The ingenuity of some of the volunteers who helped those protesting long hours cannot be overlooked. A small group of people set up a first aid station in the north gallery that provided protestors with basic health needs like vitamins, cough drops, cold medication, feminine hygiene products, and other things to keep the long-term and rapidly fatiguing protestors healthy. Another group setup an info station with rally information, rules about sleeping in the Capitol, sleepover signups, blue painters tape so signs could be affixed without damaging the marble, and other handy reading material. Yet another group created a children’s zone isolated away in the north wing. The area was filled with butcher paper and markers, board games, legos, and plenty of other amusements so that people who wanted to stop by with children could do so.
The surprising development was when families began to stay over. It became a relatively common sight to spy a mother and two children on an air mattress here, or a set of parents and three kids there. The families were a welcome addition to the all-nighters, and added a further sense of responsibility to the protestors to focus on keeping it peaceful. Walking around late at night, it wasn’t uncommon to see parents reading to their kids around their little sleeping spot, or kids working on their own signs (they tended to be topical, if blunt) with looks of focused concentrations as they sharpied their message onto a discarded pizza box.
The longer a person stayed in the Capitol, the further removed from normal time they became. I remember several conversations with other long-time sleepers that started with “what day is it?” or “what day did I start here?” as we attempted to swap stories. I participated in a conversation with several others that stalled as everyone attempted to reconstruct what the day and date truly was. The dim light inside the rotunda made it tough to discern what time of day it was, lending to a natural decay of our usual diurnal cycle. Sleep became a series of random naps, and not a normal eight-hour nighttime sleep. The vacant but determined look of the long-time sleepers was a common sight, and led to positive feedback from those that couldn’t spend the time to stay there.

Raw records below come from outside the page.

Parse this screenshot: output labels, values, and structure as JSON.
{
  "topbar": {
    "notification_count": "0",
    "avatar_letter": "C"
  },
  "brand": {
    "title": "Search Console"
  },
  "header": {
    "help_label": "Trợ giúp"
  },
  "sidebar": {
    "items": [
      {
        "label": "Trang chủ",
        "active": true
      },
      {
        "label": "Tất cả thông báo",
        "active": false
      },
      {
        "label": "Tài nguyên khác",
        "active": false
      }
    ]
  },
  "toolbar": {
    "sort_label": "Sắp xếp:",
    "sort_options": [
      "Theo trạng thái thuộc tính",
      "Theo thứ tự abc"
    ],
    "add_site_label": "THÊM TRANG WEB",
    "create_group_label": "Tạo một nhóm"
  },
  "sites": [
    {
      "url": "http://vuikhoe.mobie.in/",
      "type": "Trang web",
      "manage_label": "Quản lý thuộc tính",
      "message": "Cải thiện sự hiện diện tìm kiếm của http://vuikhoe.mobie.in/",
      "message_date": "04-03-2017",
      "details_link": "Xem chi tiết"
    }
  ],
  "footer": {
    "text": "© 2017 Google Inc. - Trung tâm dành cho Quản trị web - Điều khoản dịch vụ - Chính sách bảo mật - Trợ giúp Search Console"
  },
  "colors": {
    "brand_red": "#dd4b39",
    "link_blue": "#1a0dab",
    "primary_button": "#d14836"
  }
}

The whole process took on a surreal feeling, but an incredible sense of import. There was something historic happening, and each and every person there took on a belief that they were personally responsible for helping battle the bill. The chants and speeches were passionate and moving, and they rejuvenated each person who began to feel that they were powerless in the standoff between the two sides in this budget fight. Everyone involved in the protests did an exceptional job. The police officers and other law enforcement officials who were stationed throughout the Capitol were incredible; they were fair, respectful, polite, and efficient throughout. Protestors often took the time to thank them for all their work, and they responded with genuine appreciation. The protestors can be commended for the pride they took in maintaining a peaceful protest, whether that be running panels on non-violent demonstration, wearing signs that said “Remember: This Is A Peaceful Protest”, or just approaching people with different opinions with a calm face and a fair mind. It was a remarkable three weeks at the Capitol, and everyone involved will carry those memories with a sense of history. They were part of the greatest American protest of the twenty-first century.